AS timeEntry ON category.CategoryId = timeEntry.CategoryId
WHERE category.ProjectId = @ProjectId)
GROUP BY category.CategoryId, category.CategoryName,
category.ParentCategoryId, category.ProjectId,
category.CategoryAbbreviation,
category.CategoryEstimateDuration,
aspnet_starterkits_Projects.ProjectName
ORDER BY category.CategoryId;”

 

    Dim dt As DataTable = New DataTable

 

    Dim conn As SqlConnection = New SqlConnection(cnnString)

    Try

      Dim cmd As SqlCommand = New SqlCommand(strSQL, conn)

      ‘cmd.CommandType = CommandType.StoredProcedure

      cmd.Parameters.AddWithValue(“ProjectID”, CInt(Me.Projects.Text))

      Dim adpt As New SqlDataAdapter(cmd)

      adpt.Fill(dt)

    Finally

      If Not conn Is Nothing Then

        conn.Dispose()

      End If

    End Try

 

    Return dt

  End Function

NOTE:
I certainly could have merged these into a single method and passed different SQL Statements, but I didn’t. I was moving fast. I say this to point out I know good coding practices but that I don’t always follow them when writing articles. That’s just how it goes ;)..

The last code chunk contains the actual OfficeWriter code which is the whole point of this example. The Button1_Click event looks like this:

Protected Sub Button2_Click(ByVal sender As Object, ByVal e
As System.EventArgs) Handles   

  Button2.Click

 

  Dim strSQL As String = “Select ProjectName,

    ProjectDescription, ProjectEstimateDuration, ProjectCompletionDate
FROM dbo.aspnet_starterkits_Projects;”

 

    Dim cnn As New SqlConnection(“Data Source=localhost;
Initial Catalog=TimeTracker;
uid=sa; pwd=cog3nt;”)

    Dim dtTime As DataTable = GetTimeData()

    Dim dtProject As DataTable = GetProjectName()

 

    ‘//Open the Report File

    Dim xla As ExcelApplication = New ExcelApplication

    Dim FilePath As String = Page.MapPath(“ReportFile.xls”)

    Dim wb As Workbook = xla.Open(FilePath)

 

    Dim ws As Worksheet = wb.Worksheets(“Sheet1”)

 

    ‘//Import & Insert the data from the database

 

    Dim targetArea As Area = ws.CreateArea(6, 0, dtTime.Rows.Count,
dtTime.Columns.Count)

    Dim importedValues As Area = targetArea.ImportData(dtTime)

    ws.Cells(“B4”).Value = Projects.SelectedItem.ToString

 

 

    ‘Call ExcelTemplate.Save to generate a new spreadsheet

    xla.Save(wb, Page.Response, “NewReport1.xls”, False)

  End Sub

After connecting to the database and creating all the required database objects, this method creates an OfficeWriter Excel Application object. Using this object, the method opens the ReportFile.xls file and builds a reference to the worksheet, containing the formatting you added earlier.

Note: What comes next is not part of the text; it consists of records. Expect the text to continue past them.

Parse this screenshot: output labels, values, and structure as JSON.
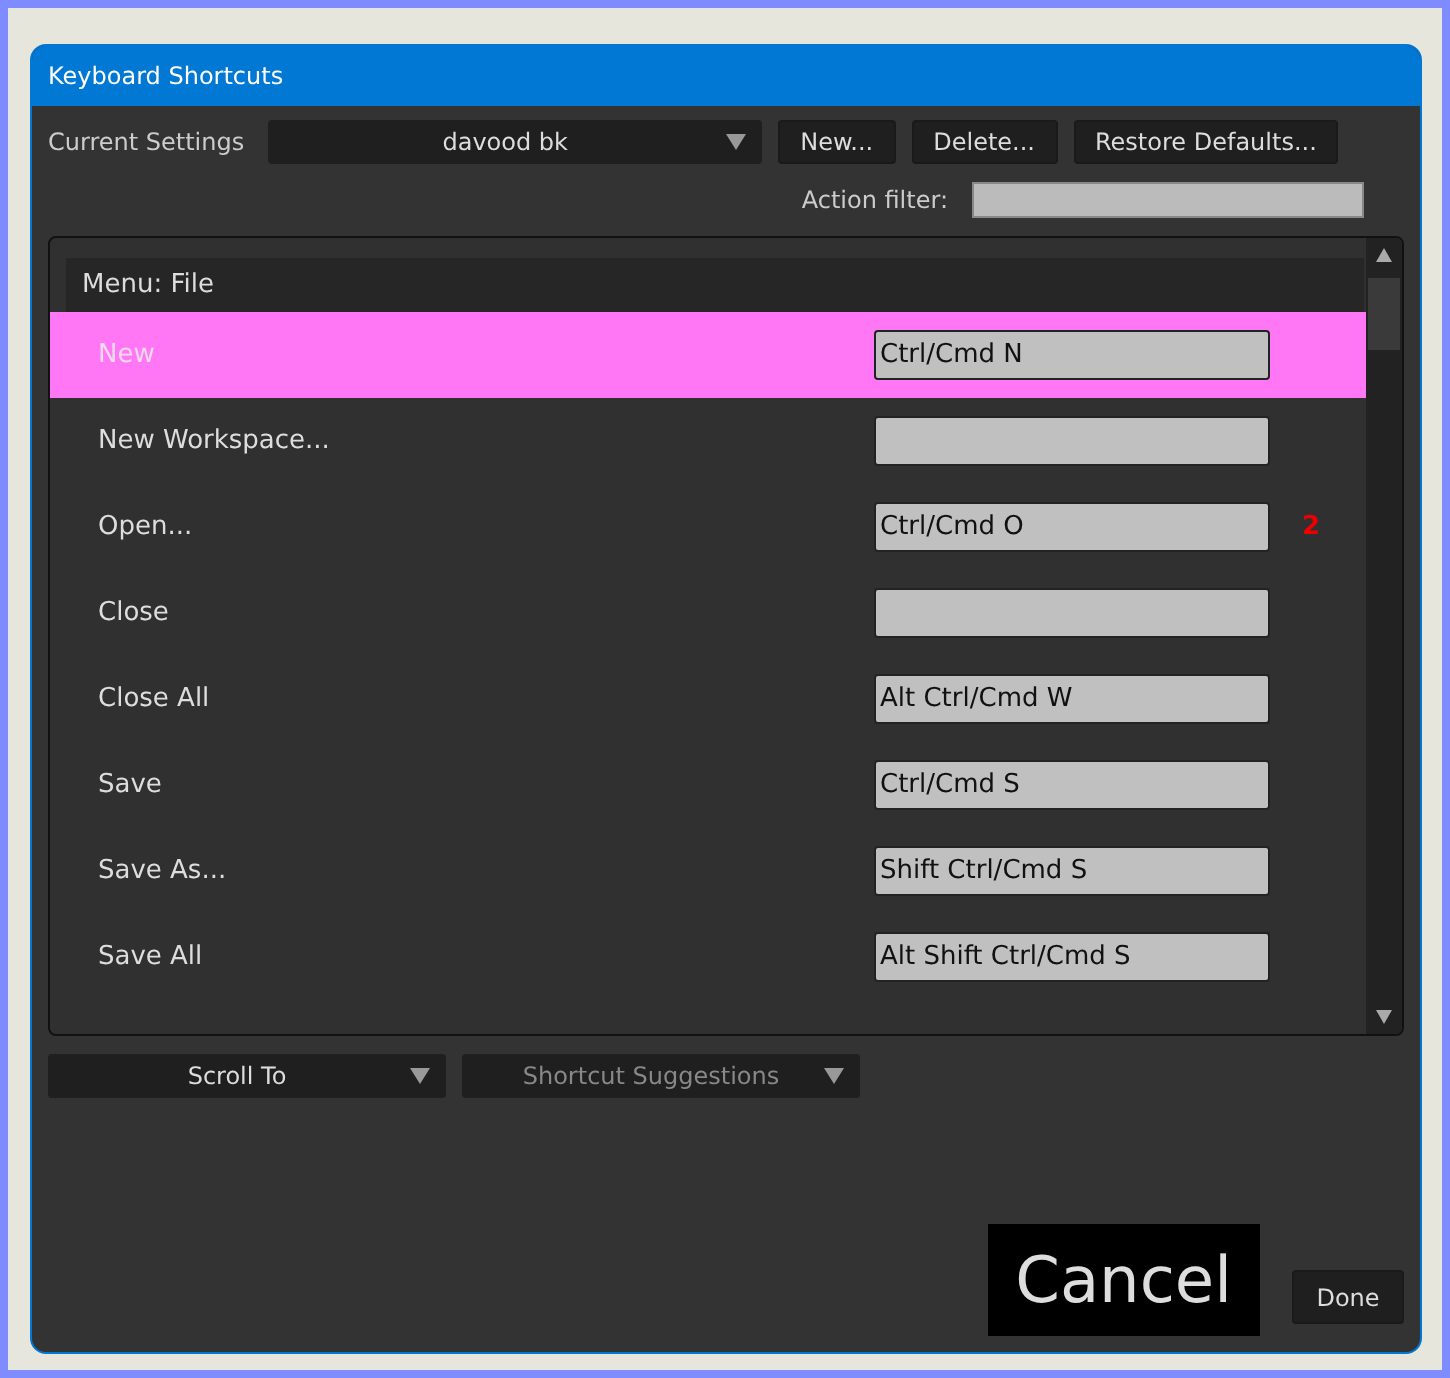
{
  "window": {
    "title": "Keyboard Shortcuts"
  },
  "settings": {
    "label": "Current Settings",
    "value": "davood bk",
    "buttons": [
      "New...",
      "Delete...",
      "Restore Defaults..."
    ]
  },
  "filter": {
    "label": "Action filter:"
  },
  "section": {
    "title": "Menu: File"
  },
  "rows": [
    {
      "label": "New",
      "shortcut": "Ctrl/Cmd N",
      "selected": true
    },
    {
      "label": "New Workspace...",
      "selected": false
    },
    {
      "label": "Open...",
      "shortcut": "Ctrl/Cmd O",
      "selected": false,
      "conflicts": "2"
    },
    {
      "label": "Close",
      "selected": false
    },
    {
      "label": "Close All",
      "shortcut": "Alt Ctrl/Cmd W",
      "selected": false
    },
    {
      "label": "Save",
      "shortcut": "Ctrl/Cmd S",
      "selected": false
    },
    {
      "label": "Save As...",
      "shortcut": "Shift Ctrl/Cmd S",
      "selected": false
    },
    {
      "label": "Save All",
      "shortcut": "Alt Shift Ctrl/Cmd S",
      "selected": false
    }
  ],
  "bottom": {
    "scroll_to": "Scroll To",
    "suggestions": {
      "label": "Shortcut Suggestions",
      "disabled": true
    }
  },
  "buttons": {
    "cancel": "Cancel",
    "done": "Done"
  }
}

From here, inserting data is simple. The first step is to create an area in the worksheet for inserting time entries. The code will insert data starting in row 7, column 1. The code offsets by 6 rows and 0 columns to arrive at cell A7. Using row and column counts from the DataTable (dtTime) you can dynamically determine the size the area requires at run-time. The method inserts the time entries into the Excel file by passing the dtTime to targetArea.ImportData. The ImportData method loops through the data and builds out the spreadsheet. The last two lines insert the name of the selected project into cell B4 and then outputs the page as the HTTP response.

343-OfficeWriter002.gif
Figure 2. The completed report inside Excel.

Summary

OfficeWriter makes building useful reports for your application a simpler process that users will enjoy, because they won’t be waiting an eternity for the non-scalable Office application to process documents on the server side. Since reports are rendered in the Excel and Word binary formats, you can skip the step of writing the report for HTML output and then providing an export to Excel link. Instead, just write the report and send it to the user in the format they know and love. Doing so not only eases your report writing burden, it also allows users to manipulate the data for their own analysis.